→ **Element data from apps and pages**
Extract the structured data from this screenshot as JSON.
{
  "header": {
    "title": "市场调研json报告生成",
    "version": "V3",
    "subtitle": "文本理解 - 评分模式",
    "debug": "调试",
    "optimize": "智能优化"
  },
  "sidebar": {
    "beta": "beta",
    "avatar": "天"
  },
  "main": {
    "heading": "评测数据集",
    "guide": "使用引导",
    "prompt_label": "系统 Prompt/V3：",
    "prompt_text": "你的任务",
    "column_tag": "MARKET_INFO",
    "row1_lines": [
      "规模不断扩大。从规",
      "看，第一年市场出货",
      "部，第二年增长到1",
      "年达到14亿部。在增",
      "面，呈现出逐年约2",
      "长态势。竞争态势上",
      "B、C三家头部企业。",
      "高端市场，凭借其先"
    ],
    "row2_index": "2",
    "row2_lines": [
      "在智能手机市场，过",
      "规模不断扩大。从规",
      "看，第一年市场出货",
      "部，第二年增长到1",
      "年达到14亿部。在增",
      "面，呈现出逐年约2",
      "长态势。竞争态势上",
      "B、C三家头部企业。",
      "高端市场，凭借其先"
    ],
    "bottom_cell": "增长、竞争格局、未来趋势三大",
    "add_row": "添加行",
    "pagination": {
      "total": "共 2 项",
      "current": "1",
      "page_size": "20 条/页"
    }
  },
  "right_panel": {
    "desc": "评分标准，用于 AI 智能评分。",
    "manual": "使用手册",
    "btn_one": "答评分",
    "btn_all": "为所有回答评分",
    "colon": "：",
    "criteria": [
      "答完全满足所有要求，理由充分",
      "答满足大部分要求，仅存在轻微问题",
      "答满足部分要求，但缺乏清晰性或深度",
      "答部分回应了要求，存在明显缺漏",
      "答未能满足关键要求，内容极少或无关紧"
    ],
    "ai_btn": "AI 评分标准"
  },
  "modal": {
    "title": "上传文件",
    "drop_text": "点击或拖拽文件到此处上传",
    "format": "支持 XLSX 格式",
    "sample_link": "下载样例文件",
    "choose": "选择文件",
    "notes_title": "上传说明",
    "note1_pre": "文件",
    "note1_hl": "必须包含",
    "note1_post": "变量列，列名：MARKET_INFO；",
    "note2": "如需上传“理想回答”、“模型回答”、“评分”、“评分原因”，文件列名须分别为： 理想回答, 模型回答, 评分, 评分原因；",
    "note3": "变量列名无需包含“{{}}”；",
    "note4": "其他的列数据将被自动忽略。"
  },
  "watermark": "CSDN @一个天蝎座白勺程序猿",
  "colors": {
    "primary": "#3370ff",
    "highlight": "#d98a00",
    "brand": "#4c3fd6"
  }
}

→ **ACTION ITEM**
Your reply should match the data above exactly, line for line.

→ **TASK ANSWER**
Extract the structured data from this screenshot as JSON.
{
  "header": {
    "title": "市场调研json报告生成",
    "version": "V3",
    "subtitle": "文本理解 - 评分模式",
    "debug": "调试",
    "optimize": "智能优化"
  },
  "sidebar": {
    "beta": "beta",
    "avatar": "天"
  },
  "main": {
    "heading": "评测数据集",
    "guide": "使用引导",
    "prompt_label": "系统 Prompt/V3：",
    "prompt_text": "你的任务",
    "column_tag": "MARKET_INFO",
    "row1_lines": [
      "规模不断扩大。从规",
      "看，第一年市场出货",
      "部，第二年增长到1",
      "年达到14亿部。在增",
      "面，呈现出逐年约2",
      "长态势。竞争态势上",
      "B、C三家头部企业。",
      "高端市场，凭借其先"
    ],
    "row2_index": "2",
    "row2_lines": [
      "在智能手机市场，过",
      "规模不断扩大。从规",
      "看，第一年市场出货",
      "部，第二年增长到1",
      "年达到14亿部。在增",
      "面，呈现出逐年约2",
      "长态势。竞争态势上",
      "B、C三家头部企业。",
      "高端市场，凭借其先"
    ],
    "bottom_cell": "增长、竞争格局、未来趋势三大",
    "add_row": "添加行",
    "pagination": {
      "total": "共 2 项",
      "current": "1",
      "page_size": "20 条/页"
    }
  },
  "right_panel": {
    "desc": "评分标准，用于 AI 智能评分。",
    "manual": "使用手册",
    "btn_one": "答评分",
    "btn_all": "为所有回答评分",
    "colon": "：",
    "criteria": [
      "答完全满足所有要求，理由充分",
      "答满足大部分要求，仅存在轻微问题",
      "答满足部分要求，但缺乏清晰性或深度",
      "答部分回应了要求，存在明显缺漏",
      "答未能满足关键要求，内容极少或无关紧"
    ],
    "ai_btn": "AI 评分标准"
  },
  "modal": {
    "title": "上传文件",
    "drop_text": "点击或拖拽文件到此处上传",
    "format": "支持 XLSX 格式",
    "sample_link": "下载样例文件",
    "choose": "选择文件",
    "notes_title": "上传说明",
    "note1_pre": "文件",
    "note1_hl": "必须包含",
    "note1_post": "变量列，列名：MARKET_INFO；",
    "note2": "如需上传“理想回答”、“模型回答”、“评分”、“评分原因”，文件列名须分别为： 理想回答, 模型回答, 评分, 评分原因；",
    "note3": "变量列名无需包含“{{}}”；",
    "note4": "其他的列数据将被自动忽略。"
  },
  "watermark": "CSDN @一个天蝎座白勺程序猿",
  "colors": {
    "primary": "#3370ff",
    "highlight": "#d98a00",
    "brand": "#4c3fd6"
  }
}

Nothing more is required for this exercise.